EXTRACTED RECORDS:
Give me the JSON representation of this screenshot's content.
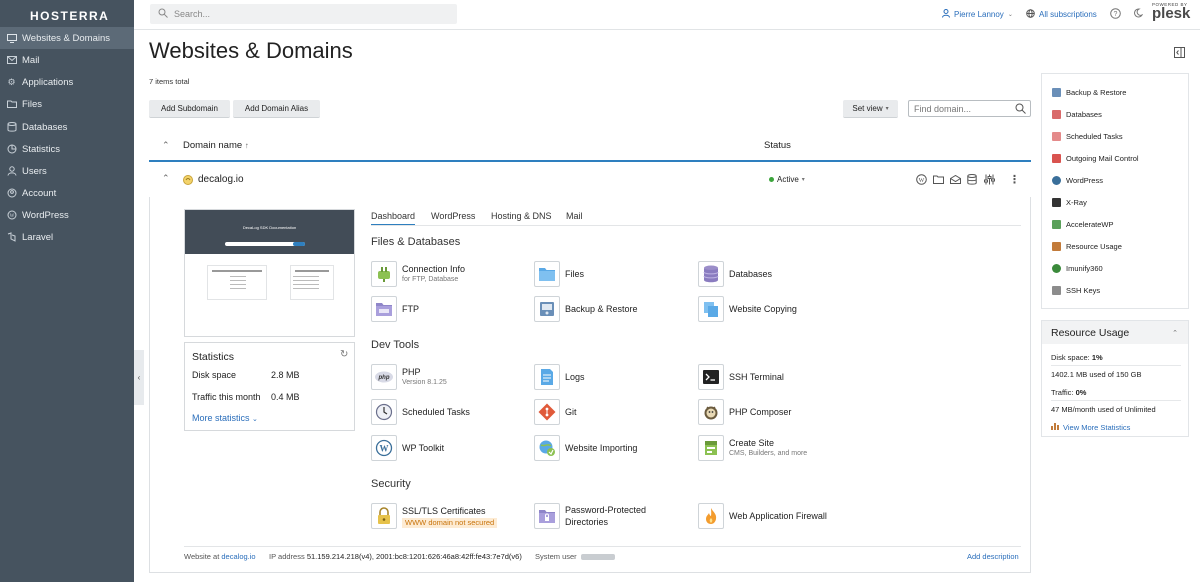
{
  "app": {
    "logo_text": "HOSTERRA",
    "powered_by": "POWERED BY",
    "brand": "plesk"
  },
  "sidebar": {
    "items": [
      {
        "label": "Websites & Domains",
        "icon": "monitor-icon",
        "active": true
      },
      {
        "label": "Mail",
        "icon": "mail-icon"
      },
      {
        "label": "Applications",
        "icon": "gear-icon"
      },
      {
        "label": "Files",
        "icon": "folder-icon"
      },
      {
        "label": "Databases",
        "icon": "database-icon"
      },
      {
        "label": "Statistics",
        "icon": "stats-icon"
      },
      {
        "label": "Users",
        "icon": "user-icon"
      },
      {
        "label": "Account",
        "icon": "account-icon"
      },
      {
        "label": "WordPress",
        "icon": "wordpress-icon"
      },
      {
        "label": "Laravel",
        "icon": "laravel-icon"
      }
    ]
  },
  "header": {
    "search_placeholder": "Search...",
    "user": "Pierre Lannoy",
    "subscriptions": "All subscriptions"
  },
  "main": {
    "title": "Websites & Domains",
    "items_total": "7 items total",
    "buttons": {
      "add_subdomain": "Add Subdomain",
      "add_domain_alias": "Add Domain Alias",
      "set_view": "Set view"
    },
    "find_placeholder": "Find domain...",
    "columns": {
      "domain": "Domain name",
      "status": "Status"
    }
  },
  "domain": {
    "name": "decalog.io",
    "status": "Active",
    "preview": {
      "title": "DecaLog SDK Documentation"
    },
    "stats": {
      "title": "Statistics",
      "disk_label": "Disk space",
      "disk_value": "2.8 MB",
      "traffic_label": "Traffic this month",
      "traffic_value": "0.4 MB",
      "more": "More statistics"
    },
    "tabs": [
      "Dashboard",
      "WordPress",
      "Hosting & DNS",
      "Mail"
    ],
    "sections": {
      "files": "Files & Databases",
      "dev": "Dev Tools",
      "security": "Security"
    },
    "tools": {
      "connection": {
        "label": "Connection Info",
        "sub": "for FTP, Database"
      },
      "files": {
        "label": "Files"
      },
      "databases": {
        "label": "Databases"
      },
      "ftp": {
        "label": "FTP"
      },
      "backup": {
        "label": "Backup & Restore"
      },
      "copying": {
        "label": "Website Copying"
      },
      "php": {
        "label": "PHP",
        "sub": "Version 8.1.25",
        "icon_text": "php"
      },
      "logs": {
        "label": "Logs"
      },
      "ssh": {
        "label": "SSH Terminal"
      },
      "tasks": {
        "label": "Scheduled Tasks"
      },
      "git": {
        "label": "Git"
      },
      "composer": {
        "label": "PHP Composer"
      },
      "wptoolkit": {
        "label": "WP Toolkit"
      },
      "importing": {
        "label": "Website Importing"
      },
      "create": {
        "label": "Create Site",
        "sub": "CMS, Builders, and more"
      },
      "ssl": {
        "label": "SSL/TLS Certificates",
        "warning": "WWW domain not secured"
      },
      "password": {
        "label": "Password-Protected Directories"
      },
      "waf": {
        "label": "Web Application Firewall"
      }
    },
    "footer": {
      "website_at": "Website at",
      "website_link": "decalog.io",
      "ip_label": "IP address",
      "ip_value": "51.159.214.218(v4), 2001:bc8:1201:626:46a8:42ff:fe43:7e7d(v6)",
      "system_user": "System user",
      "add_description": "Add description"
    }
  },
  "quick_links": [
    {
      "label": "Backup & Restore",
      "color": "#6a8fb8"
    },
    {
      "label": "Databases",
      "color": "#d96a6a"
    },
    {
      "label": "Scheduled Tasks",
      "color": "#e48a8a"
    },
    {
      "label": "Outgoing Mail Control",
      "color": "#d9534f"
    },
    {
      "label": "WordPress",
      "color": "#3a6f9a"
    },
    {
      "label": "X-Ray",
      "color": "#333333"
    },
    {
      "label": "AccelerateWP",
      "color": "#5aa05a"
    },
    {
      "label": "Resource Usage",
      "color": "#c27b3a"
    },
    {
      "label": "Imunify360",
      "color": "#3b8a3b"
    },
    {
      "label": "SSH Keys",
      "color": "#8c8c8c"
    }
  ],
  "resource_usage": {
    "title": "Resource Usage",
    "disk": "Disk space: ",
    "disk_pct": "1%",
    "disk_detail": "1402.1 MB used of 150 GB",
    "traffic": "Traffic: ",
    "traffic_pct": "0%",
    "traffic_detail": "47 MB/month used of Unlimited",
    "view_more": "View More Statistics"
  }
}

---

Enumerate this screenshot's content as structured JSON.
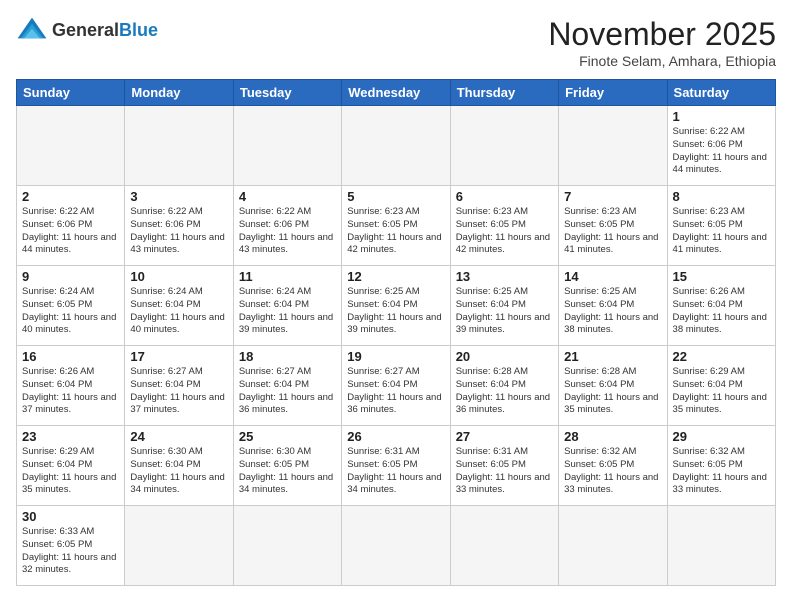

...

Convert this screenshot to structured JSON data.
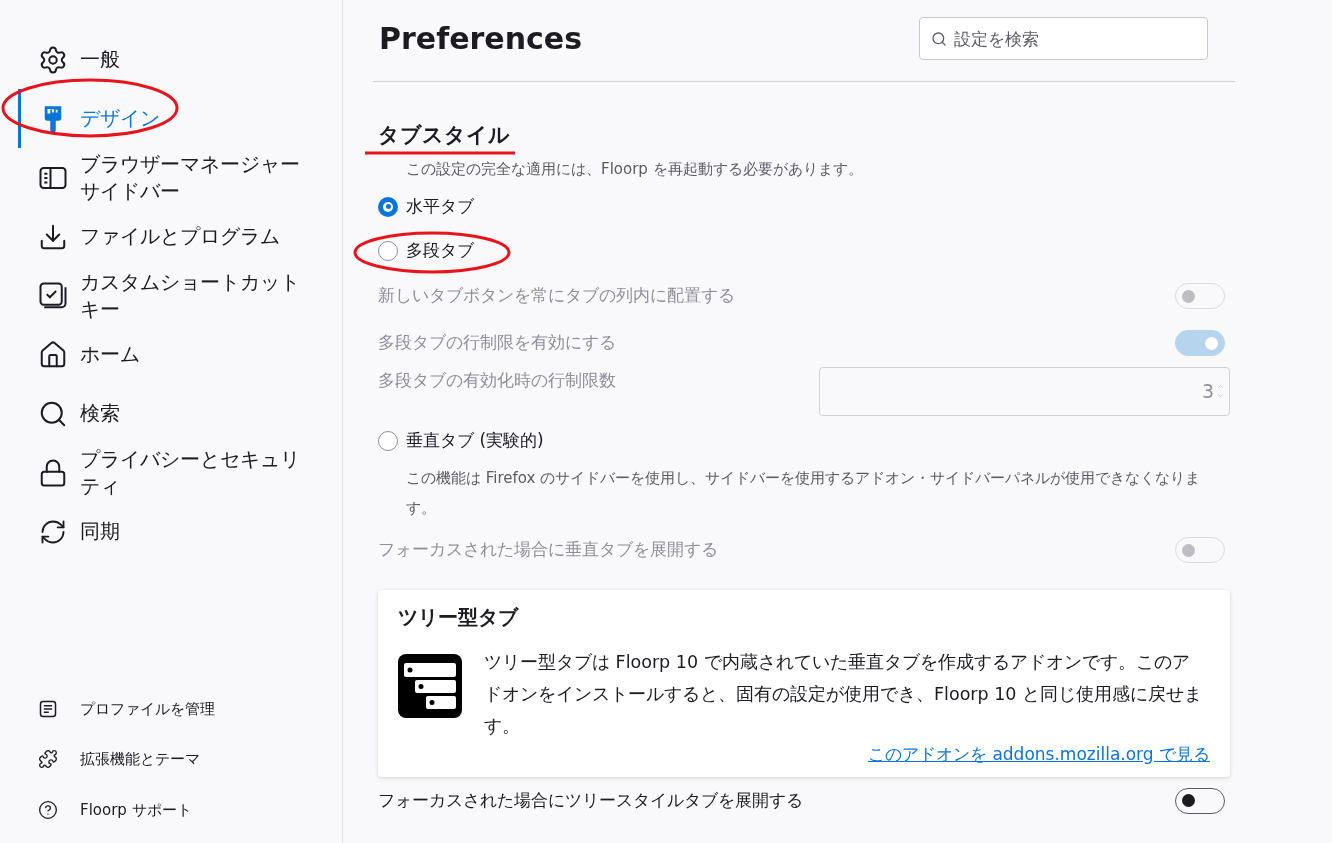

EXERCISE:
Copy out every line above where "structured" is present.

WRITTEN REPLY:
Enumerate this screenshot's content as structured JSON.
Convert this screenshot to structured JSON data.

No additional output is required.